The flavor of southern activism


Lauren Odum, Volunteer Writer

 Outwardly, the Southern palate seems to thrive on lack of refinement. Save for the new crop of pseudo-fusion restaurants appearing south of the Mason-Dixon, the crowning glory of southern cuisine is that of simplicity. However, the classic dishes that we’ve all come to know and love are anything but. For a moment in time, the sordid reality of how poor and marginalized communities managed to sustain their families were buried. Or so we thought. As time has progressed, the conversation has shifted. The stories of those once forgotten have become illuminated and celebrated. In the wake of this revival is an open dialogue in which patrons enjoying deep south delicacies inevitably dig into discussions of race, class, gender, and ethnicity. 

Food and social commentary go hand-in-hand.

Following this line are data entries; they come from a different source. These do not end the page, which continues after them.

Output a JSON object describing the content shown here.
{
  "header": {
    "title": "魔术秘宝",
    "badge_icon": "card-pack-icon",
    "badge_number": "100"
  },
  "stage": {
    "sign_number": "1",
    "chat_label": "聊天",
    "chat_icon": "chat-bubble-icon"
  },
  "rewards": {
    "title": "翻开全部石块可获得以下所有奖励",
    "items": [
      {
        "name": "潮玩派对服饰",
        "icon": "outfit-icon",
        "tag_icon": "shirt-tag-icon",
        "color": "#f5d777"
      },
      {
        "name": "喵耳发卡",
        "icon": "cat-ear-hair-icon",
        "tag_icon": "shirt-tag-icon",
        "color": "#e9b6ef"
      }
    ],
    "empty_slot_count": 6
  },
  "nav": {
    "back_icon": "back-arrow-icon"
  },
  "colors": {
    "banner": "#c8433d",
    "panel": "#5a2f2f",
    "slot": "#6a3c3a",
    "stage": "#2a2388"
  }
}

Be it a dinner table conversation, or a complete culinary revolution through a global pandemic, food can be an excellent probe of social climate. As southern states become more socially aware, culinary talent otherwise overlooked have been given a platform to use food as a medium for a greater purpose. Take, for example, chef Paola Velez, of Washington D.C.’s Baker’s Against Racism movement. Following the murder of George Floyd, Velez spearheaded a grassroots movement that encouraged professional and amatuer bakers to set up local bake sales in support of social justice causes worldwide. Queer and black chef Deborah VanTrece of Atlanta’s Twisted Soul Cookhouse and Pours is a southern visionary in a straight, white, male-dominated field. Her establishment serves as a reclamation for a woman’s place in the industry and redefines the meaning of “Soul Food” 

The southern foodways we know today come from lands reaching far and wide. Native American culinary techniques, African agriculture, and Latin American influence all played a role in the birth of our Nation. As cultural dynamics continue to shift, exciting prospects in the hospital industry continue to change the paradigm for how we approach social action. Although racism and LGBTQ+ issues can be far from palatable, the beauty of culinary activism lies in that food is the ultimate common denominator. Thus, a beautifully plated southern fried chicken plate makes tales of America’s complicated past a much easier pill to swallow.